Richard Williams, the Oscar-Winning Animator Behind Who Framed Roger Rabbit? and Pink Panther, Has Died

Richard Williams at the Academy of Motion Pictures Arts and Sciences.
Richard Williams at the Academy of Motion Pictures Arts and Sciences.
Photo: Getty Images/Robin Marchant

Richard Williams, the legendary animator and three-time Oscar-winner behind Who Framed Roger Rabbit?, two Pink Panther films, and other animated classics, has died.


According to his family, he died in Bristol, at home, yesterday; he was 86 years old. Williams, born in Toronto, was a brilliant animator who began his career in the 1950s, earning his first Oscar, for an animated adaptation of A Christmas Carol, in 1971. He went on to win another two with Who Framed Roger Rabbit?, which employed animation techniques and varying styles to blend its live-action and cartoon worlds in a mesmerizing way that still stands out as virtuosic.

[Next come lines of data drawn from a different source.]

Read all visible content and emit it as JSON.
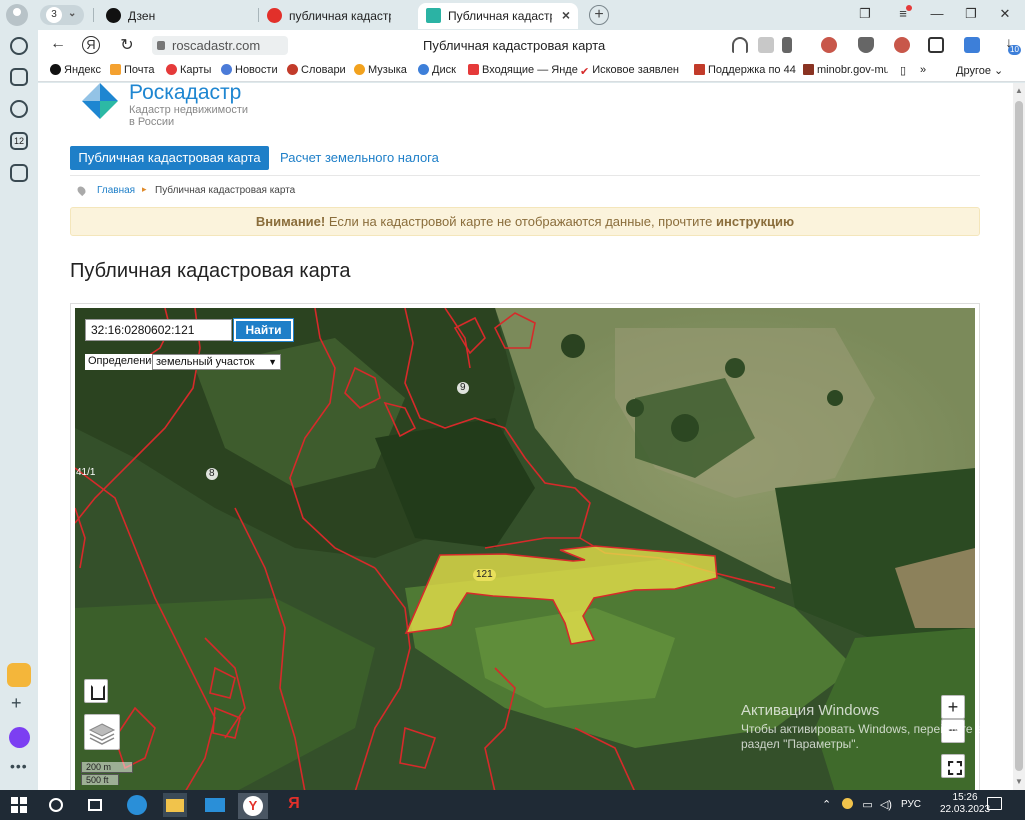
{
  "browser": {
    "tab_counter": "3",
    "tabs": [
      {
        "label": "Дзен",
        "active": false
      },
      {
        "label": "публичная кадастровая к",
        "active": false
      },
      {
        "label": "Публичная кадастровая",
        "active": true
      }
    ],
    "url": "roscadastr.com",
    "page_title": "Публичная кадастровая карта",
    "downloads_badge": "10",
    "bookmarks": [
      "Яндекс",
      "Почта",
      "Карты",
      "Новости",
      "Словари",
      "Музыка",
      "Диск",
      "Входящие — Янде",
      "Исковое заявлен",
      "Поддержка по 44",
      "minobr.gov-mu"
    ],
    "bookmarks_more": "»",
    "bookmarks_other": "Другое"
  },
  "site": {
    "brand": "Роскадастр",
    "brand_sub_1": "Кадастр недвижимости",
    "brand_sub_2": "в России",
    "nav": {
      "primary": "Публичная кадастровая карта",
      "secondary": "Расчет земельного налога"
    },
    "breadcrumb": {
      "home": "Главная",
      "separator": "▸",
      "current": "Публичная кадастровая карта"
    },
    "alert": {
      "strong": "Внимание!",
      "text": " Если на кадастровой карте не отображаются данные, прочтите ",
      "link": "инструкцию"
    },
    "heading": "Публичная кадастровая карта"
  },
  "map": {
    "search_value": "32:16:0280602:121",
    "search_button": "Найти",
    "definition_label": "Определение:",
    "definition_value": "земельный участок",
    "parcel_labels": [
      "9",
      "8",
      "121",
      "41/1"
    ],
    "zoom_in": "+",
    "zoom_out": "−",
    "scale_metric": "200 m",
    "scale_imperial": "500 ft",
    "highlight_color": "#e5e04a",
    "boundary_color": "#d62a2a"
  },
  "watermark": {
    "title": "Активация Windows",
    "line1": "Чтобы активировать Windows, перейдите в",
    "line2": "раздел \"Параметры\"."
  },
  "taskbar": {
    "lang": "РУС",
    "time": "15:26",
    "date": "22.03.2023"
  }
}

He’s also known for The Thief and the Cobbler, a famous unfinished hand-animated adaptation of Arabian Nights, and The Animator’s Survival Kit, a book written by Williams which is considered a must-have resource in the animation industry. Through incredible work and lifelong pedagogy, Williams influenced entire generations of animators.

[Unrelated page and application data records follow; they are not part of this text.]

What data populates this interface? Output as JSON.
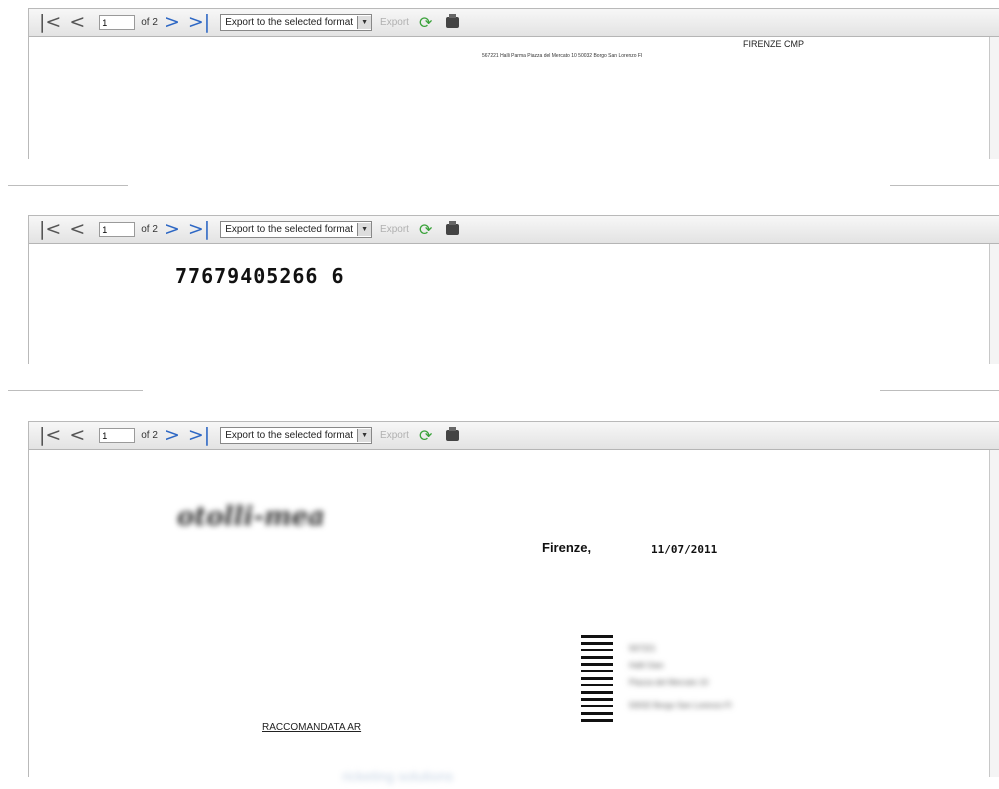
{
  "toolbar": {
    "page_value": "1",
    "of_text": "of 2",
    "export_select": "Export to the selected format",
    "export_label": "Export"
  },
  "panel1": {
    "title": "FIRENZE CMP",
    "address": "567221 Halli Parma Piazza del Mercato 10 50032 Borgo San Lorenzo FI"
  },
  "panel2": {
    "number": "77679405266 6"
  },
  "panel3": {
    "logo_text": "otolli-mea",
    "city": "Firenze,",
    "date": "11/07/2011",
    "recipient": [
      "567221",
      "Halli Gian",
      "Piazza del Mercato 10",
      "50032 Borgo San Lorenzo FI"
    ],
    "raccomandata": "RACCOMANDATA AR"
  },
  "footer": {
    "text": "ricketing solutions"
  },
  "icons": {
    "first": "first-page-icon",
    "prev": "prev-page-icon",
    "next": "next-page-icon",
    "last": "last-page-icon",
    "refresh": "refresh-icon",
    "print": "print-icon"
  }
}
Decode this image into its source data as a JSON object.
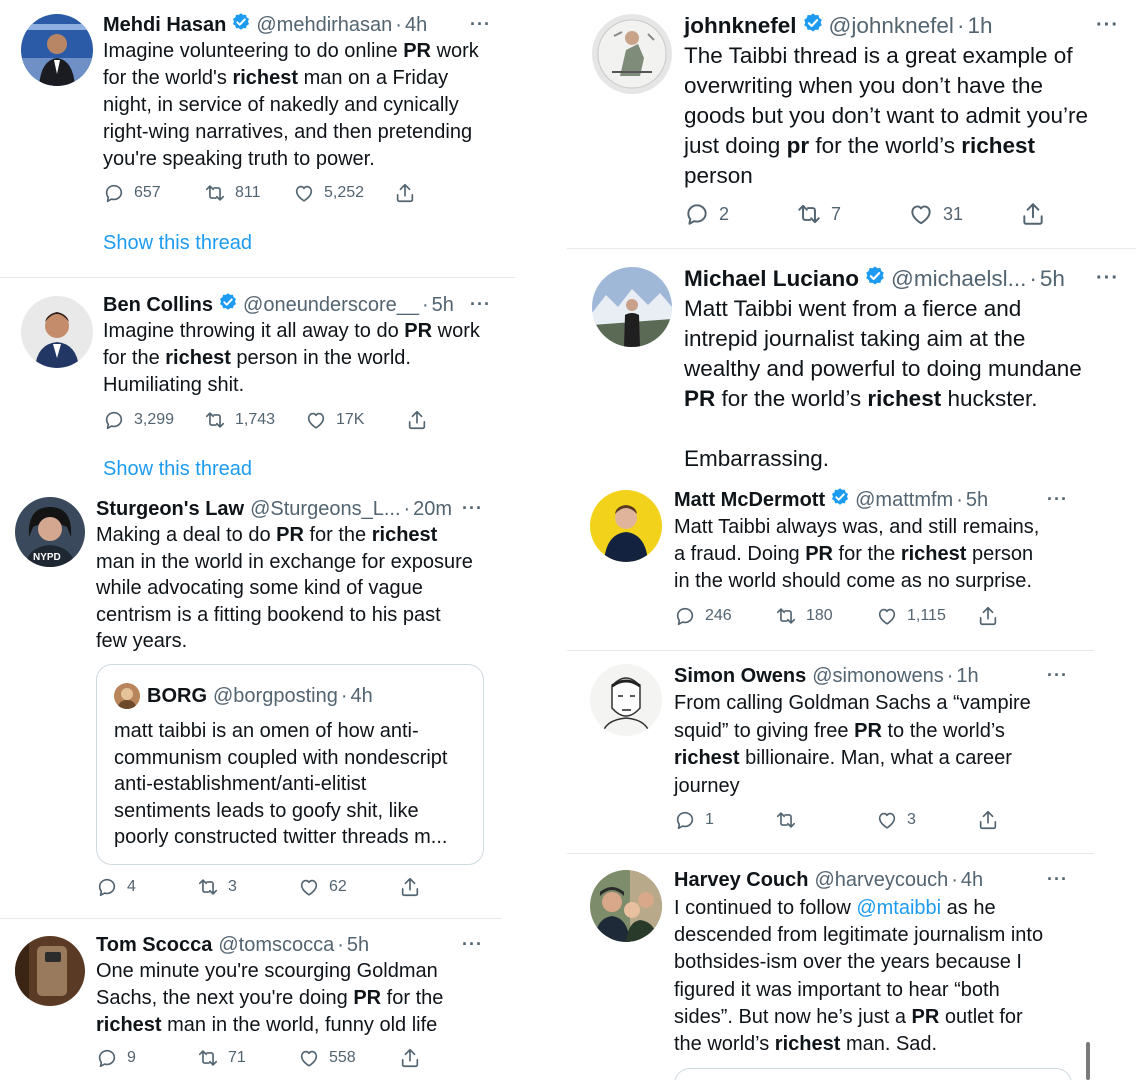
{
  "tweets": [
    {
      "name": "Mehdi Hasan",
      "handle": "@mehdirhasan",
      "time": "4h",
      "lines": [
        [
          {
            "t": "Imagine volunteering to do online "
          },
          {
            "t": "PR",
            "b": true
          },
          {
            "t": " work"
          }
        ],
        [
          {
            "t": "for the world's "
          },
          {
            "t": "richest",
            "b": true
          },
          {
            "t": " man on a Friday"
          }
        ],
        [
          {
            "t": "night, in service of nakedly and cynically"
          }
        ],
        [
          {
            "t": "right-wing narratives, and then pretending"
          }
        ],
        [
          {
            "t": "you're speaking truth to power."
          }
        ]
      ],
      "replies": "657",
      "retweets": "811",
      "likes": "5,252",
      "show_thread": "Show this thread"
    },
    {
      "name": "Ben Collins",
      "handle": "@oneunderscore__",
      "time": "5h",
      "lines": [
        [
          {
            "t": "Imagine throwing it all away to do "
          },
          {
            "t": "PR",
            "b": true
          },
          {
            "t": " work"
          }
        ],
        [
          {
            "t": "for the "
          },
          {
            "t": "richest",
            "b": true
          },
          {
            "t": " person in the world."
          }
        ],
        [
          {
            "t": "Humiliating shit."
          }
        ]
      ],
      "replies": "3,299",
      "retweets": "1,743",
      "likes": "17K",
      "show_thread": "Show this thread"
    },
    {
      "name": "Sturgeon's Law",
      "handle": "@Sturgeons_L...",
      "time": "20m",
      "lines": [
        [
          {
            "t": "Making a deal to do "
          },
          {
            "t": "PR",
            "b": true
          },
          {
            "t": " for the "
          },
          {
            "t": "richest",
            "b": true
          }
        ],
        [
          {
            "t": "man in the world in exchange for exposure"
          }
        ],
        [
          {
            "t": "while advocating some kind of vague"
          }
        ],
        [
          {
            "t": "centrism is a fitting bookend to his past"
          }
        ],
        [
          {
            "t": "few years."
          }
        ]
      ],
      "quote": {
        "name": "BORG",
        "handle": "@borgposting",
        "time": "4h",
        "lines": [
          "matt taibbi is an omen of how anti-",
          "communism coupled with nondescript",
          "anti-establishment/anti-elitist",
          "sentiments leads to goofy shit, like",
          "poorly constructed twitter threads m..."
        ]
      },
      "replies": "4",
      "retweets": "3",
      "likes": "62"
    },
    {
      "name": "Tom Scocca",
      "handle": "@tomscocca",
      "time": "5h",
      "lines": [
        [
          {
            "t": "One minute you're scourging Goldman"
          }
        ],
        [
          {
            "t": "Sachs, the next you're doing "
          },
          {
            "t": "PR",
            "b": true
          },
          {
            "t": " for the"
          }
        ],
        [
          {
            "t": "richest",
            "b": true
          },
          {
            "t": " man in the world, funny old life"
          }
        ]
      ],
      "replies": "9",
      "retweets": "71",
      "likes": "558"
    },
    {
      "name": "johnknefel",
      "handle": "@johnknefel",
      "time": "1h",
      "lines": [
        [
          {
            "t": "The Taibbi thread is a great example of"
          }
        ],
        [
          {
            "t": "overwriting when you don’t have the"
          }
        ],
        [
          {
            "t": "goods but you don’t want to admit you’re"
          }
        ],
        [
          {
            "t": "just doing "
          },
          {
            "t": "pr",
            "b": true
          },
          {
            "t": " for the world’s "
          },
          {
            "t": "richest",
            "b": true
          }
        ],
        [
          {
            "t": "person"
          }
        ]
      ],
      "replies": "2",
      "retweets": "7",
      "likes": "31"
    },
    {
      "name": "Michael Luciano",
      "handle": "@michaelsl...",
      "time": "5h",
      "lines": [
        [
          {
            "t": "Matt Taibbi went from a fierce and"
          }
        ],
        [
          {
            "t": "intrepid journalist taking aim at the"
          }
        ],
        [
          {
            "t": "wealthy and powerful to doing mundane"
          }
        ],
        [
          {
            "t": "PR",
            "b": true
          },
          {
            "t": " for the world’s "
          },
          {
            "t": "richest",
            "b": true
          },
          {
            "t": " huckster."
          }
        ],
        [
          {
            "t": ""
          }
        ],
        [
          {
            "t": "Embarrassing."
          }
        ]
      ]
    },
    {
      "name": "Matt McDermott",
      "handle": "@mattmfm",
      "time": "5h",
      "lines": [
        [
          {
            "t": "Matt Taibbi always was, and still remains,"
          }
        ],
        [
          {
            "t": "a fraud. Doing "
          },
          {
            "t": "PR",
            "b": true
          },
          {
            "t": " for the "
          },
          {
            "t": "richest",
            "b": true
          },
          {
            "t": " person"
          }
        ],
        [
          {
            "t": "in the world should come as no surprise."
          }
        ]
      ],
      "replies": "246",
      "retweets": "180",
      "likes": "1,115"
    },
    {
      "name": "Simon Owens",
      "handle": "@simonowens",
      "time": "1h",
      "lines": [
        [
          {
            "t": "From calling Goldman Sachs a “vampire"
          }
        ],
        [
          {
            "t": "squid” to giving free "
          },
          {
            "t": "PR",
            "b": true
          },
          {
            "t": " to the world’s"
          }
        ],
        [
          {
            "t": "richest",
            "b": true
          },
          {
            "t": " billionaire. Man, what a career"
          }
        ],
        [
          {
            "t": "journey"
          }
        ]
      ],
      "replies": "1",
      "retweets": "",
      "likes": "3"
    },
    {
      "name": "Harvey Couch",
      "handle": "@harveycouch",
      "time": "4h",
      "lines": [
        [
          {
            "t": "I continued to follow "
          },
          {
            "t": "@mtaibbi",
            "m": true
          },
          {
            "t": " as he"
          }
        ],
        [
          {
            "t": "descended from legitimate journalism into"
          }
        ],
        [
          {
            "t": "bothsides-ism over the years because I"
          }
        ],
        [
          {
            "t": "figured it was important to hear “both"
          }
        ],
        [
          {
            "t": "sides”. But now he’s just a "
          },
          {
            "t": "PR",
            "b": true
          },
          {
            "t": " outlet for"
          }
        ],
        [
          {
            "t": "the world’s "
          },
          {
            "t": "richest",
            "b": true
          },
          {
            "t": " man. Sad."
          }
        ]
      ]
    }
  ],
  "colors": {
    "accent": "#1d9bf0",
    "text": "#0f1419",
    "muted": "#536471",
    "border": "#e7e9ea"
  },
  "icons": [
    "verified-badge-icon",
    "more-icon",
    "reply-icon",
    "retweet-icon",
    "like-icon",
    "share-icon"
  ]
}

For more, make sure you’re following us on our new Instagram @io9dotcom.



If you have a moment, take a look at Williams’ finished sequences for The Thief and the Cobbler on YouTube. Keep in mind these were created mostly with pen and ink and other analog techniques nearly forty years ago; no computers were involved.